No one will be tortured, for torture is not one of the fruits of the Spirit, nor is it consistent with the character of God as revealed in Christ. Some may receive 40 lashes with a whip, according to the law, but that would be the extent of the corporal punishment. Most will be "sold" to Christ (and His body) and come under their authority as "servants" or "bond-slaves." But because they will perfectly manifest the love of Christ, they will treat each one with the love of God and will be charged with the responsibility of teaching them the ways of God. Thus, Isaiah 26:9 says,
". . . for when the earth experiences Thy judgments, the inhabitants of the world will learn righteousness."
The fire is the Word of God, including the "fiery law" (Deut. 33:2). It is the manifestation of the righteous character of God Himself, for He manifested Himself to Israel only as fire. He is a "consuming fire" (Deut. 4:24). When He comes in a baptism of fire, its purpose is to destroy "the flesh" and quicken our mortal bodies (Rom. 8:11).
The fire is the glory of God as well, which will cover the earth as the waters cover the sea. The waters cover approximately 100 percent of the sea; so also His glory will cover 100 percent of the earth.
The creation itself groans today under the oppression of sin, and it anxiously awaits the manifestation of the sons of God (Rom. 8:19). Not only mankind, but everything in creation will be affected by the righteous act of Jesus Christ, for Adam was given dominion over all things. When Adam sinned, he and his wife and children were sold to pay the debt that he could not pay. Likewise, his entire estate was sold to pay his debt, and it was still insufficient. Jesus spoke of this in a parable in Matt. 18:23,
"But since he did not have the means to repay, his lord commanded him to be sold, along with his wife and children AND ALL THAT HE HAD, and repayment to be made."
But Jesus came as the last Adam to reverse the curse and pay the full debt that Adam could not pay. In doing so, He redeemed not only Adam, but his wife and children (descendants) and the entire estate (the creation). Everything that was lost in Adam is redeemed in Christ. Hence, 1 John 2:2 says,
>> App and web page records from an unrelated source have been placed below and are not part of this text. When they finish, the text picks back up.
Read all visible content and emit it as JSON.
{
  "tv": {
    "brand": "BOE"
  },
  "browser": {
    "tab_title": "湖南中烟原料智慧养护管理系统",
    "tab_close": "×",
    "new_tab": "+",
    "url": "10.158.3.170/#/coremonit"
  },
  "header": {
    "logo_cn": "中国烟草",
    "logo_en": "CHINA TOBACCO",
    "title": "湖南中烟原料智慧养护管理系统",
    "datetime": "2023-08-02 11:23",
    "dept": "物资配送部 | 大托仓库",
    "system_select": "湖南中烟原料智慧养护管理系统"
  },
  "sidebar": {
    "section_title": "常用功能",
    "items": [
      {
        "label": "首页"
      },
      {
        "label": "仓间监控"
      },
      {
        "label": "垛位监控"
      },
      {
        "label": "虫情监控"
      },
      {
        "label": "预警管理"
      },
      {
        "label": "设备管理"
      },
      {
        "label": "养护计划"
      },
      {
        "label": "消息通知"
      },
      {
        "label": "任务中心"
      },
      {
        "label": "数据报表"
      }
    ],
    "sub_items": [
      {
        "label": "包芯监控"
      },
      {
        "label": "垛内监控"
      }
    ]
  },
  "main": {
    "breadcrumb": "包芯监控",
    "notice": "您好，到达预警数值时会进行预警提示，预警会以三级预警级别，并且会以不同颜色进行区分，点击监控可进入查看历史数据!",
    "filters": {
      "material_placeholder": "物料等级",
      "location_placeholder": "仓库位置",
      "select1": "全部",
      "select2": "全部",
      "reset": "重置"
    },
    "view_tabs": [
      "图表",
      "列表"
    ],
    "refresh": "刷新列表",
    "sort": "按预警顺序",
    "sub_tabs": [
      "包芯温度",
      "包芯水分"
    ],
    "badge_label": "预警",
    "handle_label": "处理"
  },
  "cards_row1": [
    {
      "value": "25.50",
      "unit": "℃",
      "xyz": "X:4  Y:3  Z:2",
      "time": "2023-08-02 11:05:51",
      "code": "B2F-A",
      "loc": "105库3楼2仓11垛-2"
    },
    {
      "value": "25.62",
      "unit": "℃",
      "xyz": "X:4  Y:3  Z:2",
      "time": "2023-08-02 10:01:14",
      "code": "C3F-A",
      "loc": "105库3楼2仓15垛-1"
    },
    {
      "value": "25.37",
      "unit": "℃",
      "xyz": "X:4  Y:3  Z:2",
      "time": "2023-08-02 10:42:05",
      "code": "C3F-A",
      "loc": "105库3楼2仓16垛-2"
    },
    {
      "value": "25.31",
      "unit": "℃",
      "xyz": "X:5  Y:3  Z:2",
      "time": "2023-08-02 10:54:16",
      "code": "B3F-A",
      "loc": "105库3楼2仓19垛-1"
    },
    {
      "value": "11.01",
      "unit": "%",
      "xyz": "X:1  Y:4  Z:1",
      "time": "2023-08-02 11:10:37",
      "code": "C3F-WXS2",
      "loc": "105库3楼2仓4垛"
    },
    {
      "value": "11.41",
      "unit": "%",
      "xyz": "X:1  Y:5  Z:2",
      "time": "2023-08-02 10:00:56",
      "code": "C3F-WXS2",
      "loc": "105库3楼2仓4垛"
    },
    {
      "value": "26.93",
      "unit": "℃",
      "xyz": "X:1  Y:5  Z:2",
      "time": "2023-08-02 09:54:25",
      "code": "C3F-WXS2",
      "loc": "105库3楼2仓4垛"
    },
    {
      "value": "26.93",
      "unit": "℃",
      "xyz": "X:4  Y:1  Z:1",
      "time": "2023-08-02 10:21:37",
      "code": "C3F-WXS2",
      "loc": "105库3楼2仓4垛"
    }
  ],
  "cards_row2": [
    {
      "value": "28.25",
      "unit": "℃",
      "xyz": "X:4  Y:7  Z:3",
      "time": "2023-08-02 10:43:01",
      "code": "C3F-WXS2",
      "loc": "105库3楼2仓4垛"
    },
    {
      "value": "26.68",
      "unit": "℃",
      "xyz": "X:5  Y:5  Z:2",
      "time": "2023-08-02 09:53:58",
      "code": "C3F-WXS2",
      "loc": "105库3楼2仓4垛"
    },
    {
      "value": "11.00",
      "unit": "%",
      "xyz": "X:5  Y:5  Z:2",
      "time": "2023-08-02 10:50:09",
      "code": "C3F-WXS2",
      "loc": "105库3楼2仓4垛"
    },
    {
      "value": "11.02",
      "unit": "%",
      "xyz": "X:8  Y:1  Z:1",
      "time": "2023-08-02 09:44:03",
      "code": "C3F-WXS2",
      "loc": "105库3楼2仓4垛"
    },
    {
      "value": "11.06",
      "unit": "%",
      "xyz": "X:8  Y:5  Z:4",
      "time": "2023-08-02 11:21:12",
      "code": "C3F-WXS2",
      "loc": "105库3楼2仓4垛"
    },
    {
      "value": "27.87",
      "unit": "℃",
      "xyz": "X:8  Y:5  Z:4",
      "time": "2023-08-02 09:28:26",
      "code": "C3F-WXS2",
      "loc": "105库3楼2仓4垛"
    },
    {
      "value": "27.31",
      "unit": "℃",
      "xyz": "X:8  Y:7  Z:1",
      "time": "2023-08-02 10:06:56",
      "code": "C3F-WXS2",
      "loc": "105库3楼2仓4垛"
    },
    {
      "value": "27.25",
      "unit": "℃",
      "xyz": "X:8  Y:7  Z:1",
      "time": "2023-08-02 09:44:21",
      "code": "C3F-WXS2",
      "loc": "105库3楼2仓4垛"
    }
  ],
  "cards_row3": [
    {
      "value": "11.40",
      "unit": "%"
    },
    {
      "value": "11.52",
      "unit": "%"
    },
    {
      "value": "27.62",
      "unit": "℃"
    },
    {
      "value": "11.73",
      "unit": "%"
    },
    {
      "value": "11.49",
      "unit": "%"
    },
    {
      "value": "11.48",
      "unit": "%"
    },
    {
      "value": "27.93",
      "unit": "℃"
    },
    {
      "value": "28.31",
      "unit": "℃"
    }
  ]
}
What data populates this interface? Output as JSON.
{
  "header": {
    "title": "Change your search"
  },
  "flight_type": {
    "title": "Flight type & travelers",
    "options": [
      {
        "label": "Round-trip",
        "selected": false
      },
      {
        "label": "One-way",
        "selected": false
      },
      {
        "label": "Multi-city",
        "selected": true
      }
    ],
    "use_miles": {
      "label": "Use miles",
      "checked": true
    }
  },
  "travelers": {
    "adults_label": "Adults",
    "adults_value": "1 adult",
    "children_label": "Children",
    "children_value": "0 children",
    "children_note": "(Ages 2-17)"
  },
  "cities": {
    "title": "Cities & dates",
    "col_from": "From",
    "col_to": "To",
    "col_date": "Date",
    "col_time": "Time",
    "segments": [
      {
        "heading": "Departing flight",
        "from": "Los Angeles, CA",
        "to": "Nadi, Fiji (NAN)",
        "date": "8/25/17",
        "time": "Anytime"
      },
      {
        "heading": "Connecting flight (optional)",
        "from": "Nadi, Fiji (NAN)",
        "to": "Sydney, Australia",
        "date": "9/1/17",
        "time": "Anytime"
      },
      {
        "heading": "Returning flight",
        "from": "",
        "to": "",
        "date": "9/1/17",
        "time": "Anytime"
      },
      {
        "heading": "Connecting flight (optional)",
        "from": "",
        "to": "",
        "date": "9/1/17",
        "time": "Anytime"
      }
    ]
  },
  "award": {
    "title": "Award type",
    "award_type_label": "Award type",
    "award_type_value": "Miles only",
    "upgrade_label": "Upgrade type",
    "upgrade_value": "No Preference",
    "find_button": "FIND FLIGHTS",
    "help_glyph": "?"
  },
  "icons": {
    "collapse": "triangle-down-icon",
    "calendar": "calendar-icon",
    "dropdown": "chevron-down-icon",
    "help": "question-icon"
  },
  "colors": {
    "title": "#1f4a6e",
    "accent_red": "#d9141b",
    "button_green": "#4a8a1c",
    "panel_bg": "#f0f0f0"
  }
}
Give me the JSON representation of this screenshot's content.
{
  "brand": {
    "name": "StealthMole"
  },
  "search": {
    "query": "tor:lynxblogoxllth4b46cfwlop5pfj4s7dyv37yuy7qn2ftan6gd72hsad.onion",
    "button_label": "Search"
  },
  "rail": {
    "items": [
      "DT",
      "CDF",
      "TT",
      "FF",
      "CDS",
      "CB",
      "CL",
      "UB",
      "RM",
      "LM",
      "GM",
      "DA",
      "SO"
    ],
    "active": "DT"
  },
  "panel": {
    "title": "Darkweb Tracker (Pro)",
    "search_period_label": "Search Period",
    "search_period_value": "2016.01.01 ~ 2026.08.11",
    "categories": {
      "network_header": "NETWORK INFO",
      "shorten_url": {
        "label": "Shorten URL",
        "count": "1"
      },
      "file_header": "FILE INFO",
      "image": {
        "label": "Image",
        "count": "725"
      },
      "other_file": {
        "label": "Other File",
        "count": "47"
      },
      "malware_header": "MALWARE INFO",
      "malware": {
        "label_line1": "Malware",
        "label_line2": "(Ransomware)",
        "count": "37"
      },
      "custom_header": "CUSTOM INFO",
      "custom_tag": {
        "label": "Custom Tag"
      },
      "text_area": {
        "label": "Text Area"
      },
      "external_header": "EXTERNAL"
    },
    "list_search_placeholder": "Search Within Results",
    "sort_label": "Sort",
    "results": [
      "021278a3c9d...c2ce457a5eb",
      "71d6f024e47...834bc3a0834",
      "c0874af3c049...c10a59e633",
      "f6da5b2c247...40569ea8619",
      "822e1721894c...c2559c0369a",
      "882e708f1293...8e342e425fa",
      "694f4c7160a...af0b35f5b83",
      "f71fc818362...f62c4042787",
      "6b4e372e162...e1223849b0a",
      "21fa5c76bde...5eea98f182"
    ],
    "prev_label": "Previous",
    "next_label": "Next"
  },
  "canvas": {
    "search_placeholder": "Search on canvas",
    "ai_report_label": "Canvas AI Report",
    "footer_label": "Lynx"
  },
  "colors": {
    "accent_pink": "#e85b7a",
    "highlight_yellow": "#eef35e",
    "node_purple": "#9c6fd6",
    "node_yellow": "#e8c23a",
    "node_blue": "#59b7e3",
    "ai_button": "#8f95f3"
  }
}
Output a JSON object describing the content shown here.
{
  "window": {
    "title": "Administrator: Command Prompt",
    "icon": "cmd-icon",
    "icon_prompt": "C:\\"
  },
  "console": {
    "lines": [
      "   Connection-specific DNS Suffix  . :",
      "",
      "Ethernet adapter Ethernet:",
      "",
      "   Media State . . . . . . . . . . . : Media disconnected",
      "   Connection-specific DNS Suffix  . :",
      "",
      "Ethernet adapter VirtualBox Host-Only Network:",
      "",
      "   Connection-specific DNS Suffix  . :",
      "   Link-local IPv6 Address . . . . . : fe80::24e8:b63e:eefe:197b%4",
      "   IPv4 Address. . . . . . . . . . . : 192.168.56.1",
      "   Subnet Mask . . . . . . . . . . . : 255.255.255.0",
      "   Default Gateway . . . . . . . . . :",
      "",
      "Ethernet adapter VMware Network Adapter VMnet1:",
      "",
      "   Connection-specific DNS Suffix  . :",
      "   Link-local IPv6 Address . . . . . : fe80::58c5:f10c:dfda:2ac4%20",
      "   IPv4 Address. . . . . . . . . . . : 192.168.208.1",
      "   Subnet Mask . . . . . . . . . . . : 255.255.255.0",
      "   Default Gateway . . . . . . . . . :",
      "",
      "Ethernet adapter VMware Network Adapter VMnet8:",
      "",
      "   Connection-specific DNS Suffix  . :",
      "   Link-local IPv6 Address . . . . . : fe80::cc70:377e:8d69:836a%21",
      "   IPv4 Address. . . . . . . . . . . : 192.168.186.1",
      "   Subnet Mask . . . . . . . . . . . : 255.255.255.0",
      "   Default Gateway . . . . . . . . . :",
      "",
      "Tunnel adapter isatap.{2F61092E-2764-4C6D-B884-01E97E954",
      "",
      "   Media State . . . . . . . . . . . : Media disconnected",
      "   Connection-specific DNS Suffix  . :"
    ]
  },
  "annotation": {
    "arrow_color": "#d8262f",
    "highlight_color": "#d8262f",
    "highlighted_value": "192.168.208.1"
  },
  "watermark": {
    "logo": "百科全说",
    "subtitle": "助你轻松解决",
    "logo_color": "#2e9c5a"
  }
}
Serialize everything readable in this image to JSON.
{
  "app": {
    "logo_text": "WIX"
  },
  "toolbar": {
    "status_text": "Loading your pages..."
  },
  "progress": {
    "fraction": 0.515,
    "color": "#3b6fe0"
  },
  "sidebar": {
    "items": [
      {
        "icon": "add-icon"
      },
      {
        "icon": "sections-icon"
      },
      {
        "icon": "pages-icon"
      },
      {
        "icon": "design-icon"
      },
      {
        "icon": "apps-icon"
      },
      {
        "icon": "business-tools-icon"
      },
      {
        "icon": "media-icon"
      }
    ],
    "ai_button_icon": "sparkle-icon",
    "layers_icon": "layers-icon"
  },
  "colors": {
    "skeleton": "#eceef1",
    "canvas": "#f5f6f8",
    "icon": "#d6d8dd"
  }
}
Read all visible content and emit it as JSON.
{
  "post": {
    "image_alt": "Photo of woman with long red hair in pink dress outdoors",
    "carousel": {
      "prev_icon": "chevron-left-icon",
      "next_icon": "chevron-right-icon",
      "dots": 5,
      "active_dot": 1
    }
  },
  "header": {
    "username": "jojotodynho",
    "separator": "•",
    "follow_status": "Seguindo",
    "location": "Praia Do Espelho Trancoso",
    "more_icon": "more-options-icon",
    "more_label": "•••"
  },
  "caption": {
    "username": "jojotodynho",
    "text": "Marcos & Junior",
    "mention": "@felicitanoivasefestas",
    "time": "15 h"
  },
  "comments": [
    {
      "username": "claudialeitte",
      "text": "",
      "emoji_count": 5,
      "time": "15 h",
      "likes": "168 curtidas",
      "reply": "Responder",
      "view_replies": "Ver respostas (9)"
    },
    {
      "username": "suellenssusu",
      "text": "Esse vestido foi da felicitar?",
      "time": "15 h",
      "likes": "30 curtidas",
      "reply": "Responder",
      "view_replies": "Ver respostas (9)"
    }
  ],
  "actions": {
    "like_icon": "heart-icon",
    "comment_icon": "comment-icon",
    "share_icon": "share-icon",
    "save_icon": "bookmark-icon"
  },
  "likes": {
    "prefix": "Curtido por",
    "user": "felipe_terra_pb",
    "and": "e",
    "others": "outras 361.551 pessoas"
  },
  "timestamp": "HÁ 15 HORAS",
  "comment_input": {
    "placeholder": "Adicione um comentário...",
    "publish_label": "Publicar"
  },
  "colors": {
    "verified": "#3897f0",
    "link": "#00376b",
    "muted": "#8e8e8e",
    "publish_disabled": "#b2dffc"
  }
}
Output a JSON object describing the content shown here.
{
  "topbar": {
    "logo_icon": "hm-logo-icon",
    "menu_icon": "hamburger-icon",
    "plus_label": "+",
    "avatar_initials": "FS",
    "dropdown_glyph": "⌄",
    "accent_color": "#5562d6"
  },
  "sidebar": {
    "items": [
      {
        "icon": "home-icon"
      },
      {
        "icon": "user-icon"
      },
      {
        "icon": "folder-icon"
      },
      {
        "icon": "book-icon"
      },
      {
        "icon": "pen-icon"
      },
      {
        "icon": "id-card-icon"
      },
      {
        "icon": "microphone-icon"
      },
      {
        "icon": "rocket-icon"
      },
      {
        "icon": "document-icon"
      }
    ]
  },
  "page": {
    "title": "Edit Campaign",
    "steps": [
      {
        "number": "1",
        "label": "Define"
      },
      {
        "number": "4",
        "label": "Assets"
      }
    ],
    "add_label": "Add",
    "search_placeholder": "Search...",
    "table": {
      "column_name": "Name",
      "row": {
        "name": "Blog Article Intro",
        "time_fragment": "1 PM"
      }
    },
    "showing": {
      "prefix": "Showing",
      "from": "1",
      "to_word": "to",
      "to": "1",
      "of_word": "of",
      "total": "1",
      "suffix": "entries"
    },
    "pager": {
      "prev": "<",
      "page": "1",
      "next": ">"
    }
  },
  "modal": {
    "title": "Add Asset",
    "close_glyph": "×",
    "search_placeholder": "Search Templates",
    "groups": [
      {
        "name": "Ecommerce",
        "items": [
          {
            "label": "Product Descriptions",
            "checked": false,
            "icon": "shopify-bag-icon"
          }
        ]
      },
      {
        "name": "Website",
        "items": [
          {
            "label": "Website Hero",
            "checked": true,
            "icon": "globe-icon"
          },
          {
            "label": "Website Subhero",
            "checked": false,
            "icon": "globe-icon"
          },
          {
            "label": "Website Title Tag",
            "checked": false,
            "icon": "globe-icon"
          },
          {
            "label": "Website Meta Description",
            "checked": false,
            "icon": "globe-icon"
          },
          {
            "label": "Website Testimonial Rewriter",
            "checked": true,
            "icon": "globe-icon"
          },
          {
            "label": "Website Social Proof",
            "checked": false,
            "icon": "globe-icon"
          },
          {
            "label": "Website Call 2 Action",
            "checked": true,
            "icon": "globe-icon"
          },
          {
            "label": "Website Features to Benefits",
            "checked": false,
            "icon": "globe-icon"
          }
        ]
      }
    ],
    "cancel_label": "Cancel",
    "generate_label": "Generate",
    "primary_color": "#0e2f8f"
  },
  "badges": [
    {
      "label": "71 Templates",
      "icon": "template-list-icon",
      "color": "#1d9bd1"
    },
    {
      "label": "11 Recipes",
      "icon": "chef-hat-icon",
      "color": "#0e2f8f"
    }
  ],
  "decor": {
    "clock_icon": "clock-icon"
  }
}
"and He Himself is the propitiation [covering] for our sins; and not only ours only, but also for those of the whole world."
Suppose you were to purchase a store full of merchandise. When the time came to possess it, would you be satisfied if you walked into the store and found only a few items on the shelf? Of course not. If you purchased the whole store, you would not rest until you obtained everything you paid for. Jesus paid for the sin of the whole world by His blood, which is worth far more than all of creation. He will not be satisfied until He receives all that He purchased.
All things were put under Adam's authority (Gen. 1:26-28). Psalm 8:6 repeats this, "Thou hast put all things under his feet." Adam lost it all, but the last Adam has redeemed it all. Thus the New Testament applies this to Christ in Heb. 2:6-8, under whose feet all things have now been rightfully subjected. In fact, Psalm 8:6 is the most often quoted Scripture in the New Testament. For this reason it ought to be seen as one of the most important concepts to study. We intend to do so.
This is the fifth part of a series titled "The Restoration of All Things." To view all parts, click the link below.